In 2020 we were also able to further develop and stage Who Cares, written and performed by Hobart artist Helen Swain, and directed by Carrie McLean. Who Cares, combines autobiographical, fictional and verbatim dialogue using humour and compassion to illuminate the challenges and contradictions inherent to caring for another person inside your own home. Who Cares was seeded at the 2018 Tasmania Performs Artist Residency, developed with support from the City of Hobart and it’s recent tour in October (Moonah, Huonville, Sorell and Launceston) was presented by Carers Tasmania and Care2Serve.

And in 2020 one of our proudest achievements remains the First Nations Mentoring Program, which is designed to support our aim of identifying and developing relationships with performing artists at critical points in their careers. Since 2012 the Mentoring Program has focused on working with several emerging Indigenous artists, helping them develop skills and industry opportunities. In 2020 we were able to work with Kartanya Maynard, Nunami Sculthorpe-Green, Jordy Gregg, Jamie Graham and Denni Proctor; a collection of profoundly talented and intuitive artists.


Performing Lines is supported by the Australian Government through the Australia Council, its arts funding and advisory body; the NSW Government through Create NSW; the Tasmanian Government through Arts Tasmania; and the WA Government through the Department of Local Government, Sport and Cultural Industries.

 

In everything we do, we acknowledge that we live on Aboriginal land and constantly learn from the wisdom of our First Peoples.

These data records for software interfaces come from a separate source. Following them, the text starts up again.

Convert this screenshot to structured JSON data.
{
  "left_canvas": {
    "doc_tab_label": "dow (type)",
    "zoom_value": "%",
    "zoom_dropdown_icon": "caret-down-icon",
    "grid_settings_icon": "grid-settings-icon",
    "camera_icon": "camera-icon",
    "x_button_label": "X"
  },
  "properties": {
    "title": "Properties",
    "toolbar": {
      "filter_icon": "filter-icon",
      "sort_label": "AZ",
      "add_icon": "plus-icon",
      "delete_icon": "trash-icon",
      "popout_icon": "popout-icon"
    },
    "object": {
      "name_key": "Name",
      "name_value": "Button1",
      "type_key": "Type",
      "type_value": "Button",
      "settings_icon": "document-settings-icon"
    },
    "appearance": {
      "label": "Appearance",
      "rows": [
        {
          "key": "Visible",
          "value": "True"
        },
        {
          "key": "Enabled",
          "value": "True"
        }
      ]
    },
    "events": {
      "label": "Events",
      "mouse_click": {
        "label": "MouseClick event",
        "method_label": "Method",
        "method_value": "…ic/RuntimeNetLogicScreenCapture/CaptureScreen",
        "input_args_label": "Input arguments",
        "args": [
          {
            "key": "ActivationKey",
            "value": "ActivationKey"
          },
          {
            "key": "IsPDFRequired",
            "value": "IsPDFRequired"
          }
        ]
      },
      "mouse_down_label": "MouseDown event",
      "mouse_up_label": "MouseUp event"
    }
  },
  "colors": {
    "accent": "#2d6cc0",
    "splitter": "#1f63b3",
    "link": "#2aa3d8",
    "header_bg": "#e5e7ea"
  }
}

Where we are and the history that precedes us informs how we work and how we move forward.